“My purpose is to give them a rich and satisfying life.” John 10:10b
1.) How God works: He works all things for good and uses the least of all people for his purposes.
Throughout the Bible, God shows the opposite view of the world. The world wants the powerful, wealthy, charismatic, influential, and strong to make things happen. And not that you can’t be any of these things for God to use you. But historically, those that made an impact in the Bible and today, are so, because they first humbled themselves to God and followed him.
“But many who are first will be last, and many who are last will be first.” Matthew 19:30
He takes the weak, poor, dull, unimportant, insignificant, and small and empowers them to do great things when they have the smallest amount of faith. He takes the impossible, tragic, devestating, and challenging and brings something good and purposeful out of it all. That’s not always what we want to hear if we are grieving, but it’s true. He can bring great joy out of great sorrow and purpose out of pain.
Like it says above, he wants us to have a good and fulfilling life. God desires for us to live abundantly in his care and provision. What the world intends for harm, God can use for good.
“That is why we never give up. Though our bodies are dying, our spirits are being renewed every day. For our present troubles are small and won’t last very long. Yet they produce for us a glory that vastly outweighs them and will last forever! So we don’t look at the troubles we can see now; rather, we fix our gaze on things that cannot be seen. For the things we see now will soon be gone, but the things we cannot see will last forever.” 2 Corinthians 4:16-18
3.) God’s eternal plan and purpose: God will redeem his world and will reign victorious because of the sacrifice of Jesus.
“Out of the stump of David’s family will grow a shoot–yes, a new Branch bearing fruit from the old root. And the Spirit of the LORD will rest on him–the Spirit of wisdom and understanding, the Spirit of counsel and might, the Spirit of knowledge and the fear of the LORD. He will delight in obeying the LORD. He will not judge by appearance nor make a decision based on hearsay. He will give justice to the poor and make fair decisions for the exploited. The earth will shake at the force of his word, and one breath from his mouth will destroy the wicked.” Isaiah 11:1-4
Jacob foreshadows Jesus’ coming in this passage when he is blessing Judah. (David is of the tribe of Judah.) God, here, gives a little hint of the narrative to come. That victory will be his eternally.
It’s easy to get caught up in the horribleness of this world. But it’s because of the big steps of faith that ordinary people take every day that thwarts the plan of Satan. It’s through God’s supernatural power that he bestows on us, that evil is stopped in our circle of influence. It’s by the grace and love and sacrifice of Jesus Christ that we no longer have to pay the price for our sins.

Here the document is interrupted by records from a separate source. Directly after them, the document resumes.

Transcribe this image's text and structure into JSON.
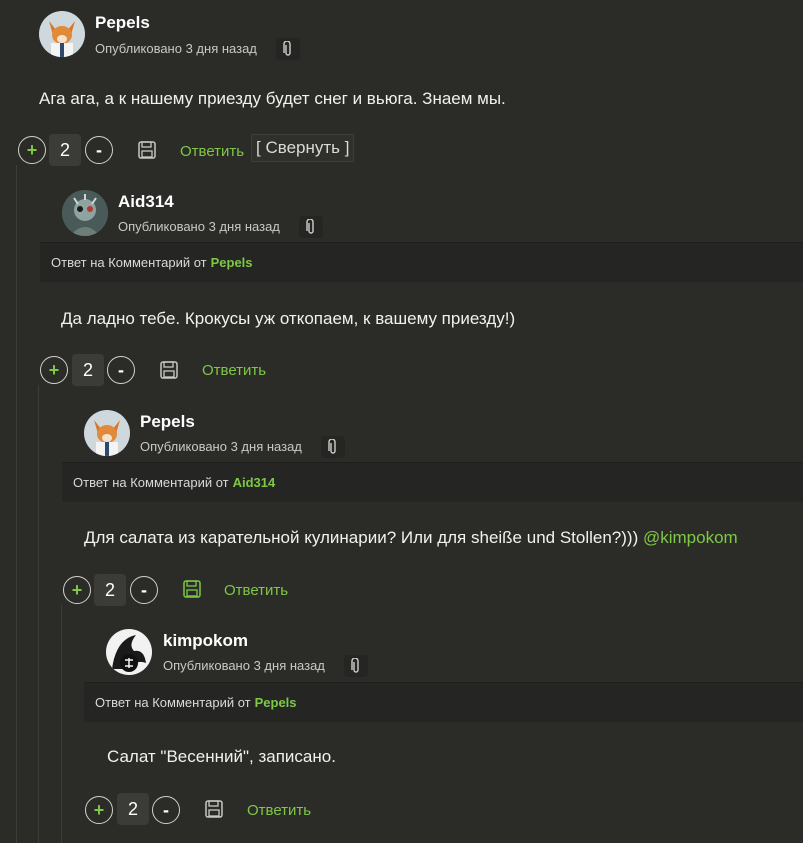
{
  "comments": [
    {
      "author": "Pepels",
      "published": "Опубликовано 3 дня назад",
      "reply_prefix": "",
      "reply_to": "",
      "text": "Ага ага, а к нашему приезду будет снег и вьюга. Знаем мы.",
      "votes": "2",
      "reply_label": "Ответить",
      "collapse_label": "[ Свернуть ]",
      "avatar": "fox-avatar"
    },
    {
      "author": "Aid314",
      "published": "Опубликовано 3 дня назад",
      "reply_prefix": "Ответ на Комментарий от",
      "reply_to": "Pepels",
      "text": "Да ладно тебе. Крокусы уж откопаем, к вашему приезду!)",
      "votes": "2",
      "reply_label": "Ответить",
      "avatar": "cyborg-avatar"
    },
    {
      "author": "Pepels",
      "published": "Опубликовано 3 дня назад",
      "reply_prefix": "Ответ на Комментарий от",
      "reply_to": "Aid314",
      "text": "Для салата из карательной кулинарии? Или для sheiße und Stollen?)))",
      "mention": "@kimpokom",
      "votes": "2",
      "reply_label": "Ответить",
      "avatar": "fox-avatar"
    },
    {
      "author": "kimpokom",
      "published": "Опубликовано 3 дня назад",
      "reply_prefix": "Ответ на Комментарий от",
      "reply_to": "Pepels",
      "text": "Салат \"Весенний\", записано.",
      "votes": "2",
      "reply_label": "Ответить",
      "avatar": "wolf-avatar"
    }
  ],
  "vote_up_symbol": "+",
  "vote_down_symbol": "-",
  "colors": {
    "accent": "#7fc846",
    "background": "#2b2c28",
    "reply_bar": "#252623"
  }
}
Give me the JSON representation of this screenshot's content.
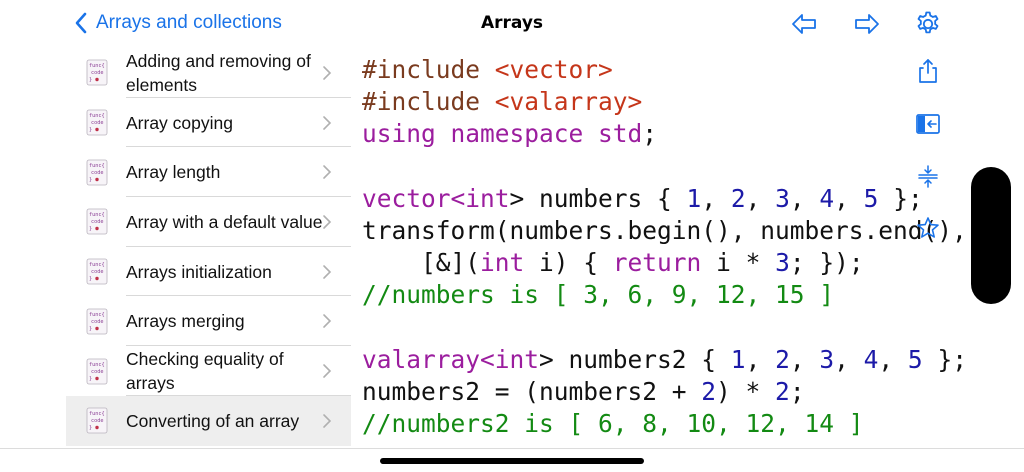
{
  "nav": {
    "back_label": "Arrays and collections",
    "title": "Arrays"
  },
  "sidebar": {
    "items": [
      {
        "label": "Adding and removing of elements",
        "selected": false
      },
      {
        "label": "Array copying",
        "selected": false
      },
      {
        "label": "Array length",
        "selected": false
      },
      {
        "label": "Array with a default value",
        "selected": false
      },
      {
        "label": "Arrays initialization",
        "selected": false
      },
      {
        "label": "Arrays merging",
        "selected": false
      },
      {
        "label": "Checking equality of arrays",
        "selected": false
      },
      {
        "label": "Converting of an array",
        "selected": true
      }
    ],
    "icon_text": "func{ code }"
  },
  "code": {
    "lines": [
      [
        {
          "t": "#include ",
          "c": "pp"
        },
        {
          "t": "<vector>",
          "c": "str"
        }
      ],
      [
        {
          "t": "#include ",
          "c": "pp"
        },
        {
          "t": "<valarray>",
          "c": "str"
        }
      ],
      [
        {
          "t": "using namespace ",
          "c": "kw"
        },
        {
          "t": "std",
          "c": "kw"
        },
        {
          "t": ";",
          "c": ""
        }
      ],
      [],
      [
        {
          "t": "vector<",
          "c": "kw"
        },
        {
          "t": "int",
          "c": "kw"
        },
        {
          "t": "> numbers { ",
          "c": ""
        },
        {
          "t": "1",
          "c": "num"
        },
        {
          "t": ", ",
          "c": ""
        },
        {
          "t": "2",
          "c": "num"
        },
        {
          "t": ", ",
          "c": ""
        },
        {
          "t": "3",
          "c": "num"
        },
        {
          "t": ", ",
          "c": ""
        },
        {
          "t": "4",
          "c": "num"
        },
        {
          "t": ", ",
          "c": ""
        },
        {
          "t": "5",
          "c": "num"
        },
        {
          "t": " };",
          "c": ""
        }
      ],
      [
        {
          "t": "transform(numbers.begin(), numbers.end(), nu",
          "c": ""
        }
      ],
      [
        {
          "t": "    [&](",
          "c": ""
        },
        {
          "t": "int",
          "c": "kw"
        },
        {
          "t": " i) { ",
          "c": ""
        },
        {
          "t": "return",
          "c": "kw"
        },
        {
          "t": " i * ",
          "c": ""
        },
        {
          "t": "3",
          "c": "num"
        },
        {
          "t": "; });",
          "c": ""
        }
      ],
      [
        {
          "t": "//numbers is [ 3, 6, 9, 12, 15 ]",
          "c": "cm"
        }
      ],
      [],
      [
        {
          "t": "valarray<",
          "c": "kw"
        },
        {
          "t": "int",
          "c": "kw"
        },
        {
          "t": "> numbers2 { ",
          "c": ""
        },
        {
          "t": "1",
          "c": "num"
        },
        {
          "t": ", ",
          "c": ""
        },
        {
          "t": "2",
          "c": "num"
        },
        {
          "t": ", ",
          "c": ""
        },
        {
          "t": "3",
          "c": "num"
        },
        {
          "t": ", ",
          "c": ""
        },
        {
          "t": "4",
          "c": "num"
        },
        {
          "t": ", ",
          "c": ""
        },
        {
          "t": "5",
          "c": "num"
        },
        {
          "t": " };",
          "c": ""
        }
      ],
      [
        {
          "t": "numbers2 = (numbers2 + ",
          "c": ""
        },
        {
          "t": "2",
          "c": "num"
        },
        {
          "t": ") * ",
          "c": ""
        },
        {
          "t": "2",
          "c": "num"
        },
        {
          "t": ";",
          "c": ""
        }
      ],
      [
        {
          "t": "//numbers2 is [ 6, 8, 10, 12, 14 ]",
          "c": "cm"
        }
      ]
    ]
  },
  "toolbar": {
    "icons": [
      "back-arrow-icon",
      "forward-arrow-icon",
      "gear-icon"
    ],
    "side_icons": [
      "share-icon",
      "panel-toggle-icon",
      "compress-icon",
      "star-icon"
    ]
  },
  "colors": {
    "accent": "#1a73e8",
    "keyword": "#9b1d9e",
    "preprocessor": "#7a3b1f",
    "string": "#c5361a",
    "number": "#1c1aa8",
    "comment": "#138a13",
    "selected_row": "#eeeeee"
  }
}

And that we can stand strong against the power of the wicked. Satan has lost!
“Cease striving and know that I am God;
I will be exalted among the nations, I will be exalted in the earth.” Psalm 46:10
So we can stop and breathe, and know that God is God. We can have full confidence that evil will not win. God will have the final say! Whew!

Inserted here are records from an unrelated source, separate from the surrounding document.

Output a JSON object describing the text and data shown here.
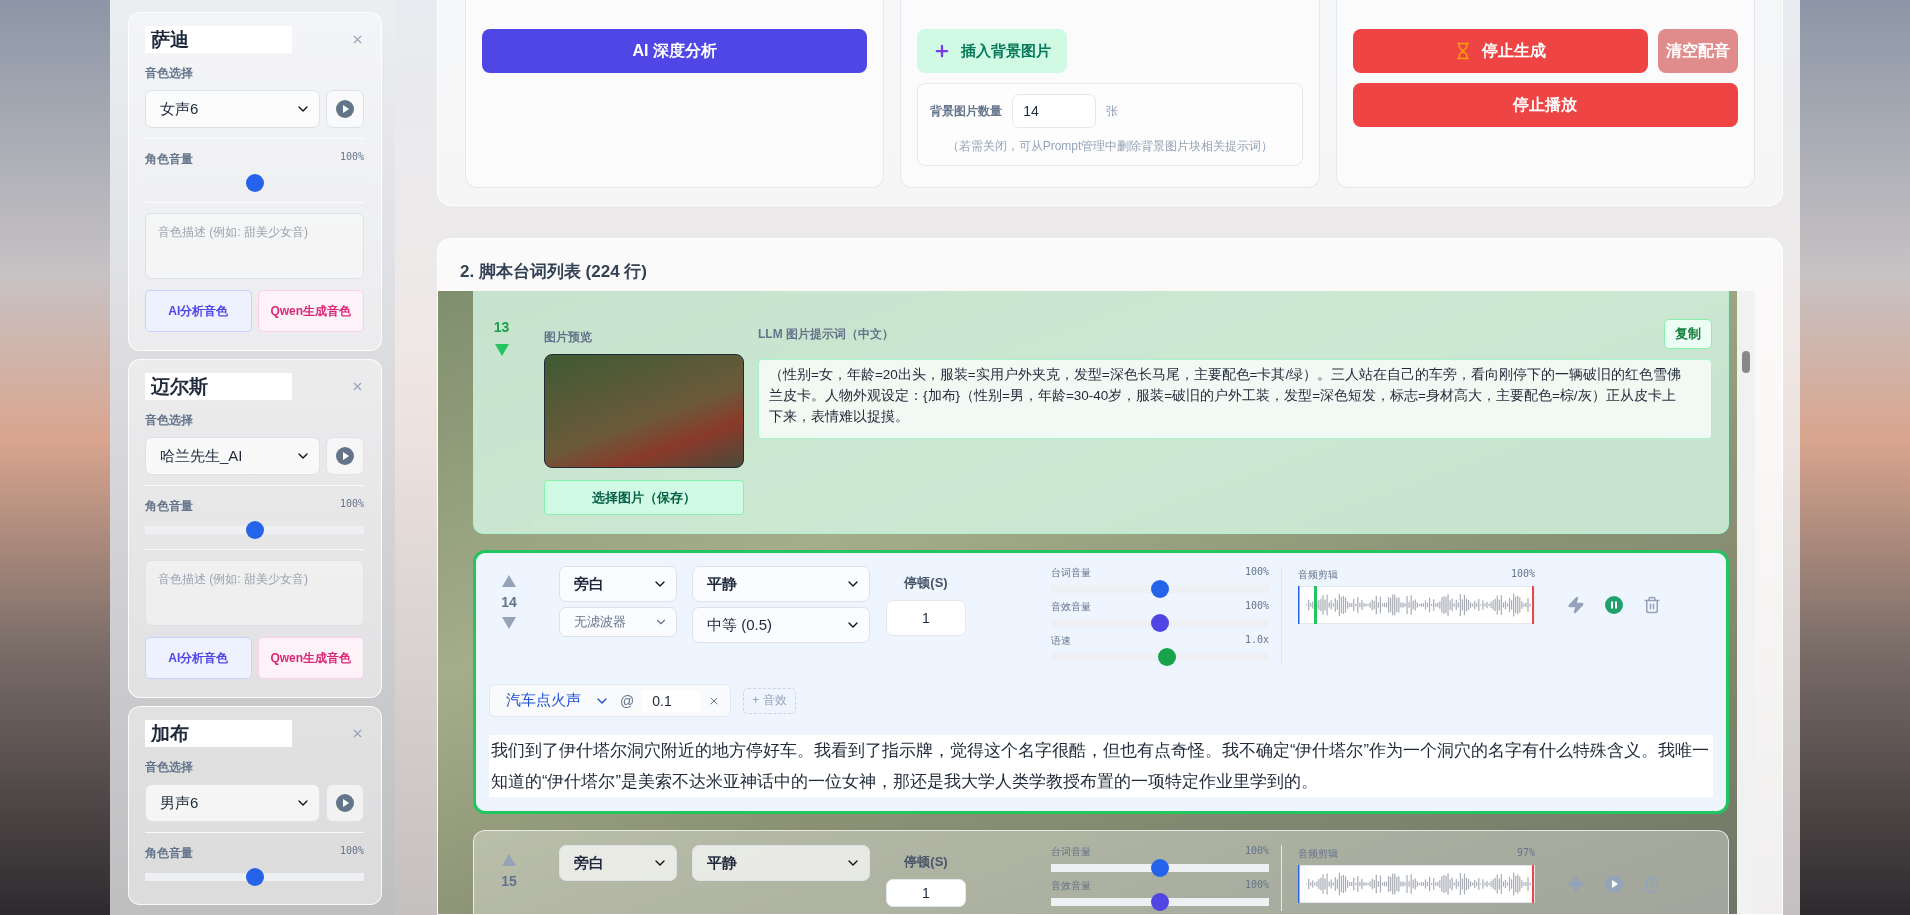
{
  "voices": [
    {
      "name": "萨迪",
      "voice_label": "音色选择",
      "voice": "女声6",
      "volume_label": "角色音量",
      "volume_reading": "100%",
      "level": 0.5,
      "description_placeholder": "音色描述 (例如: 甜美少女音)",
      "buttons": [
        "AI分析音色",
        "Qwen生成音色"
      ]
    },
    {
      "name": "迈尔斯",
      "voice_label": "音色选择",
      "voice": "哈兰先生_AI",
      "volume_label": "角色音量",
      "volume_reading": "100%",
      "level": 0.5,
      "description_placeholder": "音色描述 (例如: 甜美少女音)",
      "buttons": [
        "AI分析音色",
        "Qwen生成音色"
      ]
    },
    {
      "name": "加布",
      "voice_label": "音色选择",
      "voice": "男声6",
      "volume_label": "角色音量",
      "volume_reading": "100%",
      "level": 0.5
    }
  ],
  "analysis": {
    "button": "AI 深度分析"
  },
  "background_images": {
    "button": "插入背景图片",
    "count_label": "背景图片数量",
    "count": "14",
    "unit": "张",
    "hint": "（若需关闭，可从Prompt管理中删除背景图片块相关提示词）"
  },
  "generation": {
    "stop_generate": "停止生成",
    "clear": "清空配音",
    "stop_play": "停止播放"
  },
  "script": {
    "title": "2. 脚本台词列表 (224 行)",
    "rows": [
      {
        "kind": "image",
        "number": "13",
        "selected": false,
        "preview_label": "图片预览",
        "choose_button": "选择图片（保存）",
        "prompt_label": "LLM 图片提示词（中文）",
        "copy_button": "复制",
        "prompt": "（性别=女，年龄=20出头，服装=实用户外夹克，发型=深色长马尾，主要配色=卡其/绿）。三人站在自己的车旁，看向刚停下的一辆破旧的红色雪佛兰皮卡。人物外观设定：{加布}（性别=男，年龄=30-40岁，服装=破旧的户外工装，发型=深色短发，标志=身材高大，主要配色=棕/灰）正从皮卡上下来，表情难以捉摸。"
      },
      {
        "kind": "line",
        "number": "14",
        "selected": true,
        "speaker": "旁白",
        "filter": "无滤波器",
        "emotion": "平静",
        "speed": "中等 (0.5)",
        "pause_label": "停顿(S)",
        "pause": "1",
        "sliders": [
          {
            "label": "台词音量",
            "reading": "100%",
            "level": 0.5,
            "color": "#2563eb"
          },
          {
            "label": "音效音量",
            "reading": "100%",
            "level": 0.5,
            "color": "#4f46e5"
          },
          {
            "label": "语速",
            "reading": "1.0x",
            "level": 0.53,
            "color": "#16a34a"
          }
        ],
        "clip_label": "音频剪辑",
        "clip_reading": "100%",
        "playing": true,
        "effects": [
          {
            "name": "汽车点火声",
            "at": "@",
            "time": "0.1"
          }
        ],
        "add_effect": "+ 音效",
        "text": "我们到了伊什塔尔洞穴附近的地方停好车。我看到了指示牌，觉得这个名字很酷，但也有点奇怪。我不确定“伊什塔尔”作为一个洞穴的名字有什么特殊含义。我唯一知道的“伊什塔尔”是美索不达米亚神话中的一位女神，那还是我大学人类学教授布置的一项特定作业里学到的。"
      },
      {
        "kind": "line",
        "number": "15",
        "selected": false,
        "speaker": "旁白",
        "emotion": "平静",
        "pause_label": "停顿(S)",
        "pause": "1",
        "sliders": [
          {
            "label": "台词音量",
            "reading": "100%",
            "level": 0.5,
            "color": "#2563eb"
          },
          {
            "label": "音效音量",
            "reading": "100%",
            "level": 0.5,
            "color": "#4f46e5"
          }
        ],
        "clip_label": "音频剪辑",
        "clip_reading": "97%",
        "playing": false
      }
    ]
  }
}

P – Prayer:
Wow, God! I just love you so much more today because of the scripture you have given. Thank you for your story. For putting it all together giving it to your children to figure out how to live and to receive the courage we need to stand against the devil. He has no power! He has no victory! Thank you for that God. Thank you for sending your son to die for me, so that I can live.
God, you choose the weak and powerless to do your best work. You can take tragedy and grief, and bring purpose. It’s hard to see the world for what it is, what you’d hoped it wouldn’t become, but did. Thank you for not giving up. Thank you for loving us enough to continue the story until Satan is completely vanquished.

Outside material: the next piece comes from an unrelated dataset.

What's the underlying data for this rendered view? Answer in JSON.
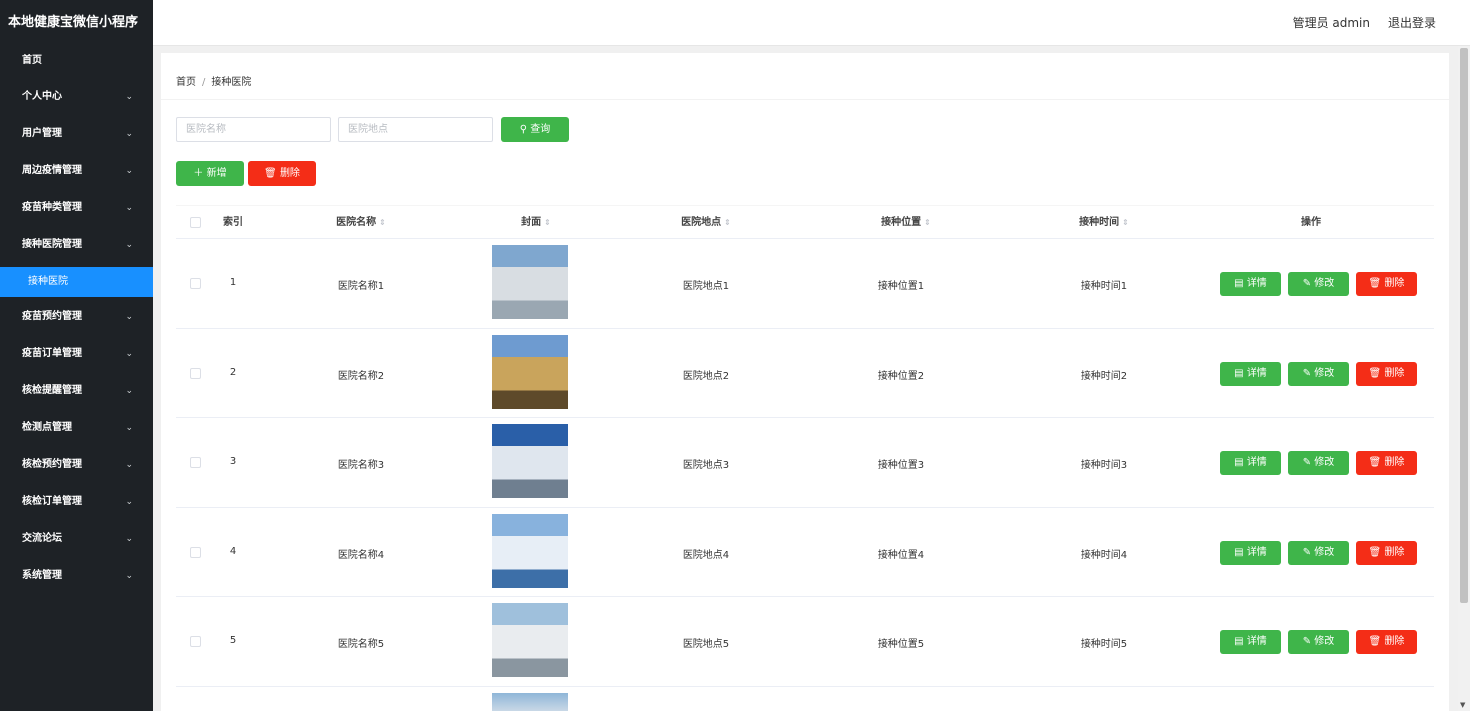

Keep our hearts and minds vigilant. Keep us close to you, Lord. Helps us be strong against the powers of the devil. I pray a special prayer of protection to those reading. In your powerful name, Amen.